- Dormont, Brigitte & Geoffard, Pierre-Yves & Lamiraud, Karine, 2009.
"The influence of supplementary health insurance on switching behaviour : evidence from Swiss data,"
Economics Papers from University Paris Dauphine
123456789/1623, Paris Dauphine University.
- Brigitte Dormont & Pierre-Yves Geoffard & Karine Lamiraud, 2009. "The influence of supplementary health insurance on switching behaviour: evidence from Swiss data," Health Economics, John Wiley & Sons, Ltd., vol. 18(11), pages 1339-1356.
- Newhouse, Joseph P., 1982. "Is competition the answer?," Journal of Health Economics, Elsevier, vol. 1(1), pages 109-116, May.
- Barr, Nicholas, 1992. "Economic Theory and the Welfare State: A Survey and Interpretation," Journal of Economic Literature, American Economic Association, vol. 30(2), pages 741-803, June.
- Dana P. Goldman, 1995. "Managed Care as a Public Cost-Containment Mechanism," RAND Journal of Economics, The RAND Corporation, vol. 26(2), pages 277-295, Summer.
- Glied, Sherry, 2000. "Managed care," Handbook of Health Economics, in: A. J. Culyer & J. P. Newhouse (ed.), Handbook of Health Economics, edition 1, volume 1, chapter 13, pages 707-753 Elsevier.
- Paolucci, Francesco & Schut, Erik & Beck, Konstantin & Greß, Stefan & Van De Voorde, Carine & Zmora, Irit, 2007. "Supplementary health insurance as a tool for risk-selection in mandatory basic health insurance markets," Health Economics, Policy and Law, Cambridge University Press, vol. 2(02), pages 173-192, April.
- Stefan Greß & Maral Manouguian & Jürgen Wasem, 2007. "Health Insurance Reform in the Netherlands," CESifo DICE Report, Ifo Institute for Economic Research at the University of Munich, vol. 5(1), pages 63-67, 05.
When requesting a correction, please mention this item's handle: RePEc:ces:ceswps:_2739. See general information about how to correct material in RePEc.
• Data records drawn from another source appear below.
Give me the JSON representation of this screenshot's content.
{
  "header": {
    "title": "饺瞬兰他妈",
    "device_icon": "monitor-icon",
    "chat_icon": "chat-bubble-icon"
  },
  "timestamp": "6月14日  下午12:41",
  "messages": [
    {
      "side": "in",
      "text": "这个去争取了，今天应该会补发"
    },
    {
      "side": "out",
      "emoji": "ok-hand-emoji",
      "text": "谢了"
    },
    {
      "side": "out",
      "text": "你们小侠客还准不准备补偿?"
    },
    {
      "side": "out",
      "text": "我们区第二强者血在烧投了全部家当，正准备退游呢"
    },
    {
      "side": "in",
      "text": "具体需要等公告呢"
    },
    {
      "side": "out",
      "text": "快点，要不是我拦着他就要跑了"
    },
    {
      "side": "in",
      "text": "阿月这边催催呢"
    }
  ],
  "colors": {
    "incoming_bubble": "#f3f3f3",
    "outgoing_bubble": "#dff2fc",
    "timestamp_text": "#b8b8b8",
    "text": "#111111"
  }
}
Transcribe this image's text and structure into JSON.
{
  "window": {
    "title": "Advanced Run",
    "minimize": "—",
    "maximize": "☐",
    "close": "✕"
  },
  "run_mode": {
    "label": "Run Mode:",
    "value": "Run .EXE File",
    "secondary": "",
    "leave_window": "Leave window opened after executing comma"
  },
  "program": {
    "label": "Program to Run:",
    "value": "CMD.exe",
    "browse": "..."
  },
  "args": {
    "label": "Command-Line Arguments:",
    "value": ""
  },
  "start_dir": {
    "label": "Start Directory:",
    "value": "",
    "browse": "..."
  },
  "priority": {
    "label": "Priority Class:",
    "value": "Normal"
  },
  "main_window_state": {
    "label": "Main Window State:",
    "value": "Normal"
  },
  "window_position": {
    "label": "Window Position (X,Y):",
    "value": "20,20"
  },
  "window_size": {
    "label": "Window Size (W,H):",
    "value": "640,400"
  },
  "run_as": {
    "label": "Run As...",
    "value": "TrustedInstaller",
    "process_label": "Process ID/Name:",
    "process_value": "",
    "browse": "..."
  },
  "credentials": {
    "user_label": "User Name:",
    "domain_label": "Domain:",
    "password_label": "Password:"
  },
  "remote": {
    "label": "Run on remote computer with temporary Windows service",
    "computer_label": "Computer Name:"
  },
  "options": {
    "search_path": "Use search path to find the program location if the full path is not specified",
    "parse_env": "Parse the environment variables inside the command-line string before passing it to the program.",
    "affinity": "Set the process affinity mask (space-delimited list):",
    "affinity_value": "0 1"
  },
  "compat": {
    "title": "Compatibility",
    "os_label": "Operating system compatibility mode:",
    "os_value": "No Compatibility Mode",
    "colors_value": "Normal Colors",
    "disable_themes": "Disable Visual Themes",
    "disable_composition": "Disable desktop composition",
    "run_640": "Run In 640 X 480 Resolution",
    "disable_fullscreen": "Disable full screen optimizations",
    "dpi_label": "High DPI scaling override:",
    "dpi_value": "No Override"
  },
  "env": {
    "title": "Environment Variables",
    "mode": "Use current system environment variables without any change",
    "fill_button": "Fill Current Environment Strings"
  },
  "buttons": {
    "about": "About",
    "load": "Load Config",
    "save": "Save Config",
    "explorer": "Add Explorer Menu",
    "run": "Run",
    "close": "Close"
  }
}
For technical questions regarding this item, or to correct its authors, title, abstract, bibliographic or download information, contact: (Julio Saavedra)
If references are entirely missing, you can add them using this form.